If I had a dollar for every time someone asked me whether the cloud secure or not, I’d be running my own philanthropic foundation by now.
The reality is that while no system is 100% secure, there are some very simple steps everyone can take to make their own systems more secure. Today I want to talk about 3 simple steps non-technicians can do to secure their systems against attack.
1 – Use long passwords that are easy to remember
The simplest thing you can start doing today is to change your password from a short complicated word to a passphase. The article above explains it better than I can here. If you prefer video, check out Edward Snowden’s video below.
2 – Have a different password for every service
Most people i speak to are very proud of the fact that they have a different password for their bank to their other services. While I applaud this mentality, unfortunately their bank password is far less important than their email or even facebook password.
There have been numerous examples where people have thought they were talking to a loved one online when it was a bad guy using social engineering to get information to unlock an account.
Now I know what you’re thinking, I can barely remember one password, let alone 10 or 100. This is where a password manager comes in. A password manager allows you to store all your passwords securely and access them with just one login.
3 – Use Multi-Factor-Authentication as much as possible

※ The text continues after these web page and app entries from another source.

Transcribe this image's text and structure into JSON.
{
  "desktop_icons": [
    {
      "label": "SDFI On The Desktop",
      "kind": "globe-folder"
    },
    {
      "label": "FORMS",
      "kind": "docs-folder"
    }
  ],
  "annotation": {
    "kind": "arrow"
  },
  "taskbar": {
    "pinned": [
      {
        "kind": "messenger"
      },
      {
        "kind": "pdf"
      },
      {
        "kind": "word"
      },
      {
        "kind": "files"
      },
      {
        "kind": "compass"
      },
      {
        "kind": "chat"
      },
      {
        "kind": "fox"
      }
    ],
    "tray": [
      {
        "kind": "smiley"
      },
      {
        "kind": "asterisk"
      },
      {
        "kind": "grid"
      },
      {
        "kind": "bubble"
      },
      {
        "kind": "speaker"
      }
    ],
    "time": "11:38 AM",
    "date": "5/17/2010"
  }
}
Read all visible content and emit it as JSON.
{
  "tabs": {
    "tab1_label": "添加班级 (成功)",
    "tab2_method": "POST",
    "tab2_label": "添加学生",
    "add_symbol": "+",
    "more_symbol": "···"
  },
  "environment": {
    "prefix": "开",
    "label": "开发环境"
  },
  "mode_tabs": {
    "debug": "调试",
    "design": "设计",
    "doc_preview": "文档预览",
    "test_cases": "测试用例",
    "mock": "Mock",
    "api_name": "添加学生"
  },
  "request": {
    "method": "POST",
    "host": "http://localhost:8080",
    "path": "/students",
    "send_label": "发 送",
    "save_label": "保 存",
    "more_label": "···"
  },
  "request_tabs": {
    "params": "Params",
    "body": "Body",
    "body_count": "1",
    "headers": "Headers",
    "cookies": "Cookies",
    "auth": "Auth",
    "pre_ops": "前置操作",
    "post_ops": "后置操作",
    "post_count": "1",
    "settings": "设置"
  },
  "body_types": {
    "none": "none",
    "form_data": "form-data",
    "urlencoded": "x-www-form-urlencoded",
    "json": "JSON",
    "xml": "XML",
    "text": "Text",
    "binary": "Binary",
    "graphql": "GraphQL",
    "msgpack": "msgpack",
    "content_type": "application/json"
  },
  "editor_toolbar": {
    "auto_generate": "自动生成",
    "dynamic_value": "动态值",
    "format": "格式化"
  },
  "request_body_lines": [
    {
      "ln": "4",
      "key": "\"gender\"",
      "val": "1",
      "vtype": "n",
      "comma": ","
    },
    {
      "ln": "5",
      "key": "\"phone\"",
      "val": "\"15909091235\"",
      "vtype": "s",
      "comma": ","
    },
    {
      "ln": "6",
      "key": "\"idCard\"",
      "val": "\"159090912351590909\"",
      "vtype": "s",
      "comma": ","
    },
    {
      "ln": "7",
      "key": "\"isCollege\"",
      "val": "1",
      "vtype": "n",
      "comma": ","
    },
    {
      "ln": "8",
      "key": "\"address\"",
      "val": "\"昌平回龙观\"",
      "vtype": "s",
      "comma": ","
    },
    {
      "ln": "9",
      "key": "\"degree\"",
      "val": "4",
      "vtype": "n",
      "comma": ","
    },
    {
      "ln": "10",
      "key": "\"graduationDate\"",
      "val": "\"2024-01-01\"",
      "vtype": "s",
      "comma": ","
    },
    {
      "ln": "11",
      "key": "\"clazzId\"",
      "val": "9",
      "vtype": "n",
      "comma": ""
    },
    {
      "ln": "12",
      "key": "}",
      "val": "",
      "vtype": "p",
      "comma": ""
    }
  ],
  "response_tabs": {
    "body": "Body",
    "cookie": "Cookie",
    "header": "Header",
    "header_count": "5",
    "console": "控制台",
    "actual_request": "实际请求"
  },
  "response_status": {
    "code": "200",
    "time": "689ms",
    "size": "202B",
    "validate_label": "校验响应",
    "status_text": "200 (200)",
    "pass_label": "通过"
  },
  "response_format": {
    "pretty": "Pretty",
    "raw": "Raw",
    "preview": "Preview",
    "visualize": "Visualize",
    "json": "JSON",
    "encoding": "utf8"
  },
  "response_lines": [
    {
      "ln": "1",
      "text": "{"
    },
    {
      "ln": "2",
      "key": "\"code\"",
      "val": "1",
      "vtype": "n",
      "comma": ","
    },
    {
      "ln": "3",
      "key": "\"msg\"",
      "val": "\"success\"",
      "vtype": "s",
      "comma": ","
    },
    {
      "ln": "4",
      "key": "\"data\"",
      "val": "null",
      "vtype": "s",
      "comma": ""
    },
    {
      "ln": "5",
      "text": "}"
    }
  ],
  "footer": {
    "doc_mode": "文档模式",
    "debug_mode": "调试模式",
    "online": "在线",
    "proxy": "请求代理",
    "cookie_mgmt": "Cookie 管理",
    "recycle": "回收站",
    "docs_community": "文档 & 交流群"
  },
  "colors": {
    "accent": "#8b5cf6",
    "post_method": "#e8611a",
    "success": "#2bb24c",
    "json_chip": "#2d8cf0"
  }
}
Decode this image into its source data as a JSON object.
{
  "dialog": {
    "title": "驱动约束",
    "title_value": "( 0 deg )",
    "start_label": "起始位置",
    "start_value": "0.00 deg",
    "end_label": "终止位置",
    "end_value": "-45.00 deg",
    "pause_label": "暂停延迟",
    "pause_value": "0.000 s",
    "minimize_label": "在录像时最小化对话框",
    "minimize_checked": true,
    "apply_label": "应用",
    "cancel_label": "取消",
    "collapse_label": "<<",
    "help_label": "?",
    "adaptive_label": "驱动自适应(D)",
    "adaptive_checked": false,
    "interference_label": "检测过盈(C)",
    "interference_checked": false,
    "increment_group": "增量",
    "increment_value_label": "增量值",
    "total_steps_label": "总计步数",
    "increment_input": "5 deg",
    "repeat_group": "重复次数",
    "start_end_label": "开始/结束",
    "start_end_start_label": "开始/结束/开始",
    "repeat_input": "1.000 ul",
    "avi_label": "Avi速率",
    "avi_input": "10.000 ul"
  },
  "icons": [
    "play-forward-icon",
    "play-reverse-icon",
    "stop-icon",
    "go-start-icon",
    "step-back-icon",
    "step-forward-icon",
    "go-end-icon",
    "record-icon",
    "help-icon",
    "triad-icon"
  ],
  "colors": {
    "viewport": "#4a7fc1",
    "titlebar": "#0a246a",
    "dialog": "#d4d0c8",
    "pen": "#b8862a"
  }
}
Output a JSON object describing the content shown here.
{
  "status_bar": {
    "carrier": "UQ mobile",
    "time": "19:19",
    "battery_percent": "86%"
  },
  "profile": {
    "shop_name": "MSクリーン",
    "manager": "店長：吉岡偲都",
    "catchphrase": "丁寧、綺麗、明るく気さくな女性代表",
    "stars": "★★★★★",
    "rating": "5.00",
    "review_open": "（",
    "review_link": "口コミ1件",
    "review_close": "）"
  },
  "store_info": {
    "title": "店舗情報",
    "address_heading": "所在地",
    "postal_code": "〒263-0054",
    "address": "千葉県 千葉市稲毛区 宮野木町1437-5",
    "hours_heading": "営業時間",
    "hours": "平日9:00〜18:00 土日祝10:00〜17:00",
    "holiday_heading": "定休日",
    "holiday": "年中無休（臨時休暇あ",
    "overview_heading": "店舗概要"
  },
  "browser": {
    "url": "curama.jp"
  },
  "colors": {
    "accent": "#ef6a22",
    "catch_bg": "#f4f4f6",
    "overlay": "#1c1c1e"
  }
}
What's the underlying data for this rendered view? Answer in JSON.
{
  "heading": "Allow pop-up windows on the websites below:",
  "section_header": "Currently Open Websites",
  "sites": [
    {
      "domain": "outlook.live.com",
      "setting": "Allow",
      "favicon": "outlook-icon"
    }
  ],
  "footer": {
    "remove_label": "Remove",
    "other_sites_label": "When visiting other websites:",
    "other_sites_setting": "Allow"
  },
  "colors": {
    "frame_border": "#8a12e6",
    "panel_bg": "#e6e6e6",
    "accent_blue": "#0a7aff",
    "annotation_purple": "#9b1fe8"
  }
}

MFA or 2FA as its also known, means you cannot login to a system without two or more things;
- Something you have (phone, token etc)
- Something you know (password)
Banks have used this for years. Commonwealth Bank sends out a notification on your phone through their app (or SMS) if you want to transfer money to someone else’s account.
In the picture above, the MFA apps I use are;
- Lastpass Authenticator
- Logmein Authenticator
- Google Authenticator
There are other options on the market but you are probably going to use Google Authenticator for most services.
There are also options like Yubikey that you can use as well to secure your online services.
Increasingly it’s humans that will need to take ownership of their own security within an organisation. Its no longer good enough to leave all that stuff to the IT guys, it’s everyones responsibility to be safe with data in the workplace.
The good news is, with a few easy steps, you improve your security without a complicated technical knowhow.
Offline passwords need to be more secure than online passwords.
Because offline passwords can be guessed a trillion times a second without anyone ever being able to know what’s happening, you should have a more complex password offline than online. Remember our horse passphrase with 44 bits of entropy(randomness)? well you need a password with 70 to 80 bits of entropy in order to be reasonably assured of its security.
Want to know how secure your password is?
Try putting your password (or something similar) into this checker online. I say something similar because no system is 100% secure.
Never enter your real password! https://howsecureismypassword.net/